I came to use this method by bad experience after bad experience. I tried PB Blaster, heat alone, heat & cold, busted knuckles, etc. I have witnessed other mechanics deal with this issue...some of their efforts resulted in damaged body work, melted trim, melted undercoating, small fires, a broken finger and even a hernia. Trying to save the line (if it doesn't come off easily) wastes a lot of time too. If your time is worth money, your best bet is to sacrifice the oil line for the sake of the thermostat, your car and your sanity.

FC

Last edited by Fast Corners; 02-08-2008 at 12:22 PM..
Old 02-08-2008, 12:18 PM
  Pelican Parts Catalog | Tech Articles | Promos & Specials    Reply With Quote #16 (permalink)
Registered User
 
Join Date: Jan 2003
Location: Burlington, Wisconsin
Posts: 9,322
Quote:
Originally Posted by burgermeister View Post
I consider $400 fairly expensive ... but at least it's available for purchase.
I think it was $250ish? wasn't it steve? but still not pocket change
__________________
Ben
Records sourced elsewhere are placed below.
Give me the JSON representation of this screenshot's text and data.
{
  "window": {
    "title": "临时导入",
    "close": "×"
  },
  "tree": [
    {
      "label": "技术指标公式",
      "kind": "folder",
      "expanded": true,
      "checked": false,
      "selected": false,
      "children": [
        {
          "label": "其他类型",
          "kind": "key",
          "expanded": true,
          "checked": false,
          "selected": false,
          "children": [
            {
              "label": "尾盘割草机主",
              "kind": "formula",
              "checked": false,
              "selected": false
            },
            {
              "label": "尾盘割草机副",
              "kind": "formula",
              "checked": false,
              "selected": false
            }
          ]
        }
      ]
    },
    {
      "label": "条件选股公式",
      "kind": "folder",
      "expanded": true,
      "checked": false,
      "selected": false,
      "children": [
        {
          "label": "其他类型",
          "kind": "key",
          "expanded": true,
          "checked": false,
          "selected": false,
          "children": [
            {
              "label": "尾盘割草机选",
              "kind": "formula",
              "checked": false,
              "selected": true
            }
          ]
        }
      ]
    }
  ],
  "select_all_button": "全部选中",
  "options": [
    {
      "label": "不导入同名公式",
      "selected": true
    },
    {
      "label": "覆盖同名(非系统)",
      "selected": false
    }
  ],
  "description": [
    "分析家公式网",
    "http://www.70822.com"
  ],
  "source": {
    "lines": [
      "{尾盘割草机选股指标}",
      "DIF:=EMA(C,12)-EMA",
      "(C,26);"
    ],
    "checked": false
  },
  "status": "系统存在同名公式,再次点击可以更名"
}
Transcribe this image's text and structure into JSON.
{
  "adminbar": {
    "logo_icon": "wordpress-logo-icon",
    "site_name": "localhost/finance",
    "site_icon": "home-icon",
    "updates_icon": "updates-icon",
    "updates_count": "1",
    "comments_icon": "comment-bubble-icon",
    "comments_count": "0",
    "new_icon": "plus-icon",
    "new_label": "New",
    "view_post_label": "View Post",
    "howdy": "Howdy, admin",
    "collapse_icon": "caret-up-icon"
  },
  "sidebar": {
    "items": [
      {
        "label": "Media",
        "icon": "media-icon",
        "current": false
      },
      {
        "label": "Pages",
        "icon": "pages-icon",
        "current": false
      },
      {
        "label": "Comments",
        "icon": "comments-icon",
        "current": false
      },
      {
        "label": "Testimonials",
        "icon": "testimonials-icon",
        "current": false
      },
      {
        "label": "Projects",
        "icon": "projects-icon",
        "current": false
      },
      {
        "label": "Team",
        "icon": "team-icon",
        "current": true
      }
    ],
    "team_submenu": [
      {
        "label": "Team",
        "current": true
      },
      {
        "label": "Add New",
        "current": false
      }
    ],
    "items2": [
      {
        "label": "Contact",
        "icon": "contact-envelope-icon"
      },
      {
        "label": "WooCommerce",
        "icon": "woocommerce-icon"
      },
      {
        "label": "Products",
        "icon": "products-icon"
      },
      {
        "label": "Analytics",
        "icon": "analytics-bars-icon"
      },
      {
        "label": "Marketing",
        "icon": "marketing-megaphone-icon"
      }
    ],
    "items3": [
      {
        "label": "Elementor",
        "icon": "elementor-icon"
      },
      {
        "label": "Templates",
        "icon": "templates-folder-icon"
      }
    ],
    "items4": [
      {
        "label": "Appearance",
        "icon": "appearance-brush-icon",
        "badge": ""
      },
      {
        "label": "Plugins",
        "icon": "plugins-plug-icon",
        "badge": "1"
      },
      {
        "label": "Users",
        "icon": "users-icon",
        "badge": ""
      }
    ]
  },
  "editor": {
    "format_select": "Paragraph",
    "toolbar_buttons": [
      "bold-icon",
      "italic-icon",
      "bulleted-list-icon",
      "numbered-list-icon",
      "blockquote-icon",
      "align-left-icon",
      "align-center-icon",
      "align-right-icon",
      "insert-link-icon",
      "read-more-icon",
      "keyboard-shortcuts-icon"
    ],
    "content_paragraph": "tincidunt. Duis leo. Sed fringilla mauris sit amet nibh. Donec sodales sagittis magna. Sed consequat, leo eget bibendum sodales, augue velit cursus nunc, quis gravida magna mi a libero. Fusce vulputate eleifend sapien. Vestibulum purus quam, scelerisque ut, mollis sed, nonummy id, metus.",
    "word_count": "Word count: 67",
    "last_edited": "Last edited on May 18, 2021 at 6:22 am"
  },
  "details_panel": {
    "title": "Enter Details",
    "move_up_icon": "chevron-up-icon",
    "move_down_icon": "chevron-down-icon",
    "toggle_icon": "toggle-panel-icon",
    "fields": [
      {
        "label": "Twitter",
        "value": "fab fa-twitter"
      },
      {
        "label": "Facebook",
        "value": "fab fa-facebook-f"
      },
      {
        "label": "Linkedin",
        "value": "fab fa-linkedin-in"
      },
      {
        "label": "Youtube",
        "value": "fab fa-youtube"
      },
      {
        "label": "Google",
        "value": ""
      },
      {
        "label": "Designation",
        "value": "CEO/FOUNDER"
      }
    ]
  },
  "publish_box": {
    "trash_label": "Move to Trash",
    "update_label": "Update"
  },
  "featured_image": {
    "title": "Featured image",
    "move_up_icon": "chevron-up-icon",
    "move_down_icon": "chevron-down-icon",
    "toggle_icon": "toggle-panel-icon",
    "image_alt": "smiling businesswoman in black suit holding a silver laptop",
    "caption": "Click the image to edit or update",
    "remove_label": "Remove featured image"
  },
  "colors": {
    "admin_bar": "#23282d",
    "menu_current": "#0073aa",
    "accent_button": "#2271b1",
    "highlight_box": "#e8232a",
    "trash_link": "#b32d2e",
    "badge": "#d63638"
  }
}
914-6 2.4s GT tribute.
914-6werkshop.com manufacturer of 914-6, GT, Conversion parts
Old 02-08-2008, 01:27 PM
  Pelican Parts Catalog | Tech Articles | Promos & Specials    Reply With Quote #17 (permalink)
KTL KTL is offline
Schleprock
 
KTL's Avatar
 
Join Date: Sep 2000
Location: Frankfort IL USA
Posts: 15,729
Send a message via Yahoo to KTL
I agree with FC. I'm no mechanic but i've seen many of my local friends and alot of people on this forum mess with these oil lines because they want to save them. It's not worth it if you can buy the replacement line as easily as we can these days. Even though Porsche is starting to reduce their supply of replacement parts for these cars, I think aftermarket sources like SSF and the like will continue to supply these things.
__________________
Kevin L
Present: '86 Carrera, '79 911SC widebody conversion rolling racecar shell
Past: '87 Carrera
Old 02-08-2008, 01:29 PM
  Pelican Parts Catalog | Tech Articles | Promos & Specials    Reply With Quote #18 (permalink)
Registered User
 
Fast Corners's Avatar
 
Join Date: Feb 2008
Location: Altamonte Springs, Florida
Posts: 342
mb911,

I was mainly referring to the oil line that comes from the engine to the thermostat or the one that goes from the thermostat back to the tank (soft lines or at least partially soft) with regards to the expanded nut fix. When replacing the hard lines (no rubber part) that go to/from the thermostat and the front cooler, the fix I recommended may not be the best fix depends on the condition of the lines. I guess I would ask why remove a line unless it is damaged. I know sometimes you need to remove one to have good access to the one you want to remove.

Even still, is the cost of the hard line worth the expense of the themostat and a hard line when you bust both trying to remove it? Philisopical question for those much smarter than I?

FC
Old 02-08-2008, 02:10 PM
  Pelican Parts Catalog | Tech Articles | Promos & Specials    Reply With Quote #19 (permalink)
KTL KTL is offline
Schleprock
 
KTL's Avatar
 
Join Date: Sep 2000
Location: Frankfort IL USA
Posts: 15,729
Send a message via Yahoo to KTL
Quote:
Originally Posted by mb911 View Post
I think it was $250ish? wasn't it steve? but still not pocket change

When Comin In Hot and I broke his two years ago, it cost us $340 thru Motodelta. I don't think they've gotten any cheaper.
__________________
Kevin L
Present: '86 Carrera, '79 911SC widebody conversion rolling racecar shell
Past: '87 Carrera
Old 02-08-2008, 02:26 PM
  Pelican Parts Catalog | Tech Articles | Promos & Specials    Reply With Quote #20 (permalink)
Reply

Thread Tools
Rate This Thread
Rate This Thread:

 


All times are GMT -8. The time now is 03:58 AM.


 
Powered by vBulletin® Version 3.8.7
Copyright ©2000 - 2018, vBulletin Solutions, Inc.
Search Engine Optimization by vBSEO 3.6.0
Copyright 2018 Pelican Parts, LLC - Posts may be archived for display on the Pelican Parts Website -    DMCA Registered Agent Contact Page
 

DTO Garage Plus vBulletin Plugins by Drive Thru Online, Inc.